Other than being able to sell a property that would other wise be hard to sell at the current ask or amount owed by the homeowner, what is the advantage for an owner to do a subject to mortgage.
Does anyone have a copy of a letter to send a prospective seller as an introduction?
Sometimes a seller has a circumstance that compels them to leave. It could be an illness, a job loss or change, a divorce, a partner who went to jail, or just too many expensive repairs for them to fix themselves. The idea is to market to an area, and then be there to solve problems and offer options that will benefit them. It is one thing to have late payments on their credit, but a foreclosure will stick for a long time and is harder to bounce back from, emotionally as well as financially. When that tipping point is reached for them, a seller will just want to walk away.

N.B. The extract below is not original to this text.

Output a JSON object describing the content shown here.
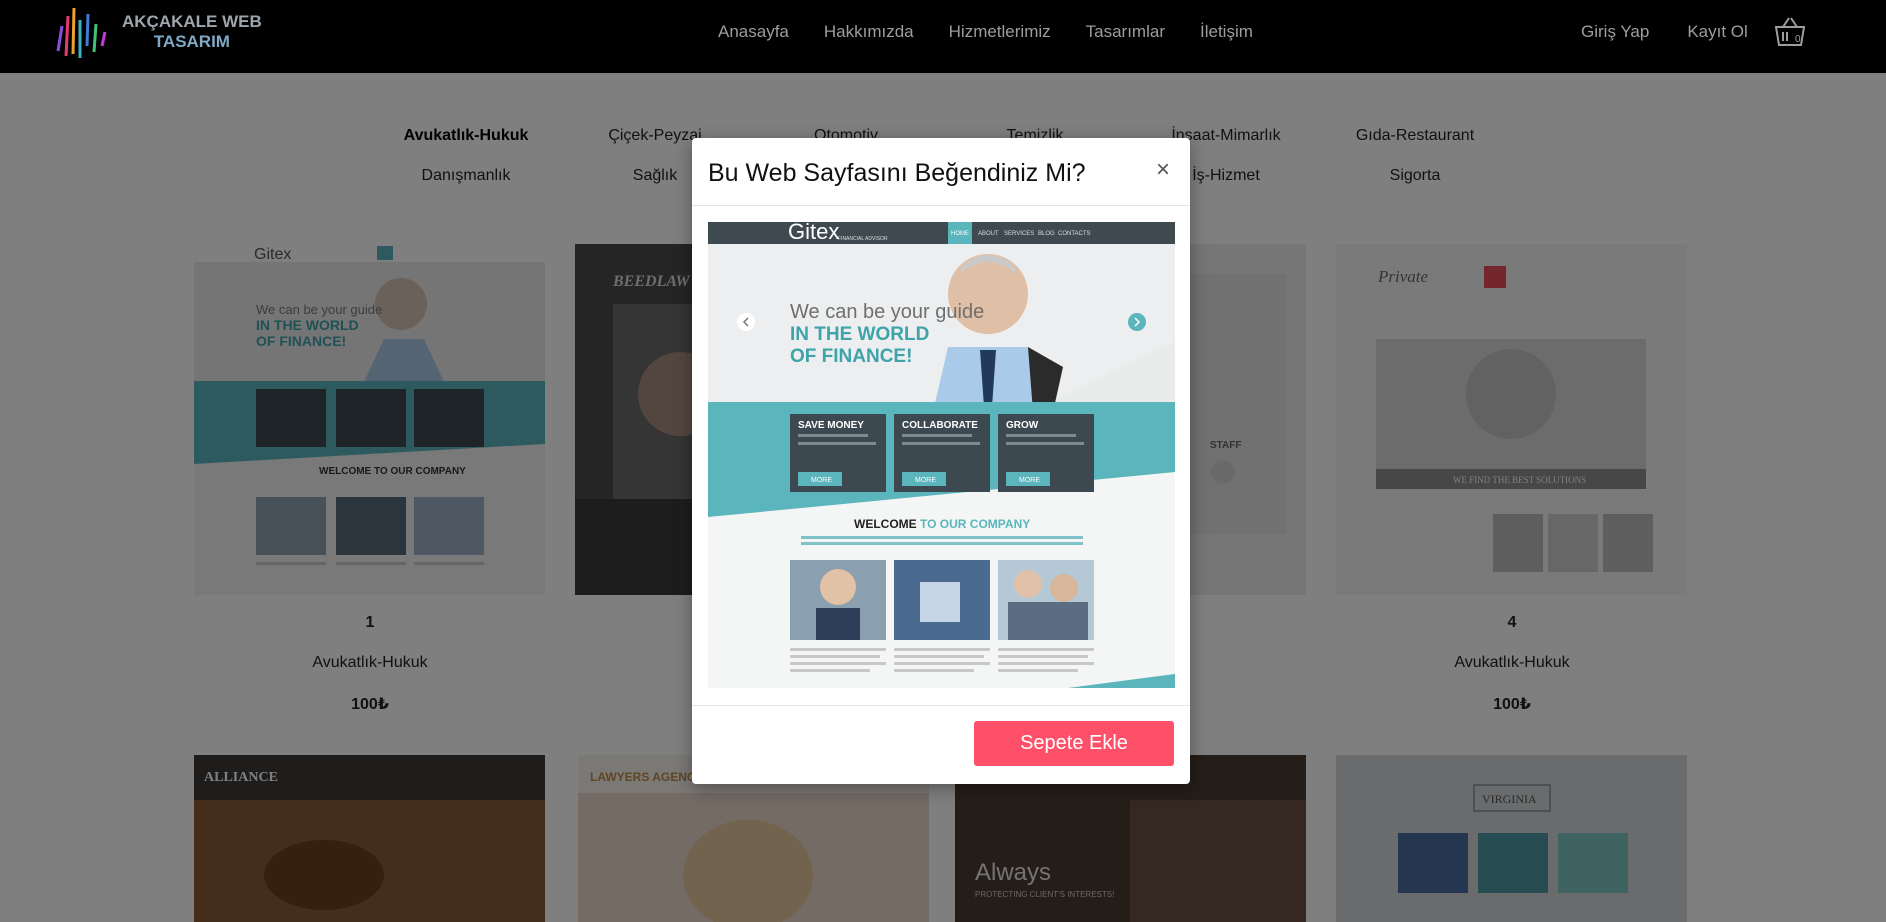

In the past, I have presented three "ways" I can buy their house: Fast, Medium, and Slow. Fast is no repairs on their part, quick close and sub2. They still need moving money, deposit for first and last months' rent, and some agreed amount more (depending on their needs). Medium can be a lease option, where you control the property and do not go on title until you buy at a later point. And Slow is a conventional mortgage, where the house must meet standards set by conventional lenders, which means no great fixing, no bad roof, etc. I must include closing costs, origination fees, inspection, appraisal, which means that there is less money in the deal, and less to offer the seller.
When you are talking with a seller, you are negotiating directly with them, trying to find a path that works for you and your goals, as well as a path that works for them and their goals. Normally there are agents in the middle of this. You need to have empathy and compassion, while you listen to what they need. Often they do *need* to sell fast.
SO...read over what I have written and write from your heart a letter that shows you are thinking of their need to sell fast. And without repairs. And get rid of a problem house. You are not there to take advantage of them, but to work out a deal that makes sense for both parties. I have had a local lawyer draft up a purchase agreement, or obtained (from a lawyer or title company) the local template from the Association of Realtors in my area, rather than one from a guru course. And I close at a title company, not at a kitchen table (I have done that, but I don't think it provides enough closure for the seller, as it doesn't feel "real" to them.)